Aim of the task:
Each line below that contains the word "Search" is to be counted; give only the final number.

(Dataset rows for apps and sites)
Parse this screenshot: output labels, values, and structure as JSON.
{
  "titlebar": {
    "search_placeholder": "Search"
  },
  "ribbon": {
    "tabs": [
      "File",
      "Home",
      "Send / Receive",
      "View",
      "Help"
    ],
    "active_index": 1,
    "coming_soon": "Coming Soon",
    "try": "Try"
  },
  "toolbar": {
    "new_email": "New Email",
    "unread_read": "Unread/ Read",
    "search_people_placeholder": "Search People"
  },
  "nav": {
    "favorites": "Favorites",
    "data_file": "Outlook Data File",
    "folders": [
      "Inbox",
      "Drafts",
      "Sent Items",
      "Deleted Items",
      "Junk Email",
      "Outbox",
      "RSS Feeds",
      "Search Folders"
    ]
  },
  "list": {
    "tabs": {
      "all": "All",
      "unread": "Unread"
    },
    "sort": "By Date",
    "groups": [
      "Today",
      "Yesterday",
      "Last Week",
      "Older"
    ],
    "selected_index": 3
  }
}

Completed task:
3